   The one was a gimme.

   "We''ve got the best hurdle coach in the entire nation," Williams said.

   That''d be Gary Winckler, who''s coached three Olympic 400 hurdlers  two during his time at Florida State and Buford-Bailey, a ''96 bronze medalist.

   "It''s just kind of happened," Winckler said. "You adapt your coaching to whatever athletes you have. If you''ve got a lot of good sprinters, you better learn to be a good sprint coach. We''ve never really set out with a goal of recruiting a bunch of 400 hurdlers, but we''ve always been fortunate enough to get people who have talent in that event."

   Such as Harrison, whom UI assistant Ron Garner had his eye on since he saw her at a high school meet. Illinois missed out on her then  Harrison signed with Texas  but caught a break when her SAT scores weren''t up to snuff and she went the junior college route.

   The Longhorns recommended Odessa Junior College, where they could keep an eye on her. Little did they know that Illinois would swipe her right from under their noses.

   "Ron Garner continued to come after me," Harrison said. "After I saw his dedication to me and his support, I just felt like that was the right situation."

   Sunday more than made up for what''s been a bummer of a second UI season for Harrison. Two months ago, the girl they call "Boo Boo" (it''s tattooed on her thigh) lived up to her nickname, taking a nasty spill down the stairs of her apartment.

   She was in a hurry to hit the mall, which she did anyway. Of course, she didn''t notice her ankle was the color purple and the size of a shot put until the shopping spree was over.

   "It kept me out the whole outdoor season," Harrison said. "I''ve really been depressed."

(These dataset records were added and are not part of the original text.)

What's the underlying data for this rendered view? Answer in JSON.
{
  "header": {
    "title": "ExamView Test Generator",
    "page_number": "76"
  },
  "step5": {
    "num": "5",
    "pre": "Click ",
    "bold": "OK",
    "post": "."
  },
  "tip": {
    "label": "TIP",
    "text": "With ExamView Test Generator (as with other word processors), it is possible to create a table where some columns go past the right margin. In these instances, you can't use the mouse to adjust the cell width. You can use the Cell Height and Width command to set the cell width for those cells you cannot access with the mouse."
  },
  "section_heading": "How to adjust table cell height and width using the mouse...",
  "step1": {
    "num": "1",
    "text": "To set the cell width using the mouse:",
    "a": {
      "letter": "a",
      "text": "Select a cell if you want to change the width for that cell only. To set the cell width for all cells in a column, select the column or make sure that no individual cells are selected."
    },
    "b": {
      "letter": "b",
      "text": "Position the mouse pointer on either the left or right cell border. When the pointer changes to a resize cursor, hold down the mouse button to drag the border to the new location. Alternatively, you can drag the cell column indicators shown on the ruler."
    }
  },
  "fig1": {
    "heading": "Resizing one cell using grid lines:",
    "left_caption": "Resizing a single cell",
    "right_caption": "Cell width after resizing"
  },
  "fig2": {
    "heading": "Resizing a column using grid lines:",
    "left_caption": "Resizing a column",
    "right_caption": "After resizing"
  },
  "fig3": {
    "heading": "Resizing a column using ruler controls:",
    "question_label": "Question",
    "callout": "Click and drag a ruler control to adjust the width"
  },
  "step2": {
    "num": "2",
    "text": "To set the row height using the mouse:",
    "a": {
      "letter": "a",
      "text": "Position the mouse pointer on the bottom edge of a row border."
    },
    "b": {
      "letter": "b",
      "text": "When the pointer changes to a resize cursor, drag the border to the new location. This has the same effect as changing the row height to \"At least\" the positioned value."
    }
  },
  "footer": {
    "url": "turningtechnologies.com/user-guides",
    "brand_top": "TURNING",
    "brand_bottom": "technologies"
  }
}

   There''s no quicker picker-upper than a Big Ten title, which came less than a month after her return, at the Penn Relays. She ran 58.75 then and 57.71 Saturday. Two weeks from now, when the nation''s finest gather in Bloomington, Ind., Winckler''s expecting another drop.

   As for the streak?

   Harrison will be back to defend her title before making a handoff to recruit Shontel Powell of Newport News, Va., who broke Williams'' Virginia state record in the 400 hurdles.

   "It''ll just keep getting passed on," Williams said.